▶ _Task_: Take every line in the entries that includes the word "date" and copy it.

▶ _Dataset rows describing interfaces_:
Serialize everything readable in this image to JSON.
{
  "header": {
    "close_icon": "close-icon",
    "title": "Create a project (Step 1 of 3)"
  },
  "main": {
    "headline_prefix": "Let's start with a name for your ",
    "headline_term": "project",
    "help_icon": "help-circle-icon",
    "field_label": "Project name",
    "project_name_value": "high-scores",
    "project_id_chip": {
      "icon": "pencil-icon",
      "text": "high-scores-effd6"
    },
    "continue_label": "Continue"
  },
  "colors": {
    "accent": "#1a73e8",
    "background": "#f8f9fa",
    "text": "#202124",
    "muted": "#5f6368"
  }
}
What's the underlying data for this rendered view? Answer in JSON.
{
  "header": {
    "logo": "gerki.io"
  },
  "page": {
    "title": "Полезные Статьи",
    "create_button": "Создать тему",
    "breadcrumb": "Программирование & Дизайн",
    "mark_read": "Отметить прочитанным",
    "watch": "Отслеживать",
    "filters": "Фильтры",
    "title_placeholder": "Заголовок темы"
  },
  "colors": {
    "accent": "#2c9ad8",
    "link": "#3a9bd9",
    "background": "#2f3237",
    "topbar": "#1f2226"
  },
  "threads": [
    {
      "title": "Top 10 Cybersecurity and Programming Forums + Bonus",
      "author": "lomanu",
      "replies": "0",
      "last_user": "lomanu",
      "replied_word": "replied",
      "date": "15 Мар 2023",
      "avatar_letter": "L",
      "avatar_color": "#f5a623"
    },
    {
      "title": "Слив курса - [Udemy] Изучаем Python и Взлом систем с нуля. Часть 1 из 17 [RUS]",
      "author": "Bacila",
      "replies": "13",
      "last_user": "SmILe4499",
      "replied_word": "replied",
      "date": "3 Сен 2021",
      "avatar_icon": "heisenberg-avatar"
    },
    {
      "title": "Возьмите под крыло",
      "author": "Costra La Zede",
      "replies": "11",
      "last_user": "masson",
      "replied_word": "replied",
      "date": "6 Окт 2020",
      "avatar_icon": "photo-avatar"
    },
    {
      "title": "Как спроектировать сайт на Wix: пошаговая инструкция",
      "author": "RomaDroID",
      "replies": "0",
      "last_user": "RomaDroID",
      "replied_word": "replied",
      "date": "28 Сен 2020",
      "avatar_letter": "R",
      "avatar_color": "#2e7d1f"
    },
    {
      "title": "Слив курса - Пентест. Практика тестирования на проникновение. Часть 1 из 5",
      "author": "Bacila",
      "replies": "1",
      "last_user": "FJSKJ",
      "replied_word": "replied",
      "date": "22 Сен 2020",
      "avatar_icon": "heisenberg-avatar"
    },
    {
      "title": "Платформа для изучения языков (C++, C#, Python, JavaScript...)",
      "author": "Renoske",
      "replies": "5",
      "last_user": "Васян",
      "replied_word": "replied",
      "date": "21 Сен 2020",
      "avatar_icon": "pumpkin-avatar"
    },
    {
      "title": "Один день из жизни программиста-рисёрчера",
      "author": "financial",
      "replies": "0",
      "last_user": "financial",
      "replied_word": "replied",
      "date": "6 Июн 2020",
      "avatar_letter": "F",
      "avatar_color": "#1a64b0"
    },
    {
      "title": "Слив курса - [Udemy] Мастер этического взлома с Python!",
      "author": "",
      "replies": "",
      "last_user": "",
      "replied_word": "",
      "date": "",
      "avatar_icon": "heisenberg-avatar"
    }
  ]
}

▶ _Solution to this problem_:
      "date": "15 Мар 2023",
      "date": "3 Сен 2021",
      "date": "6 Окт 2020",
      "date": "28 Сен 2020",
      "date": "22 Сен 2020",
      "date": "21 Сен 2020",
      "date": "6 Июн 2020",
      "date": "",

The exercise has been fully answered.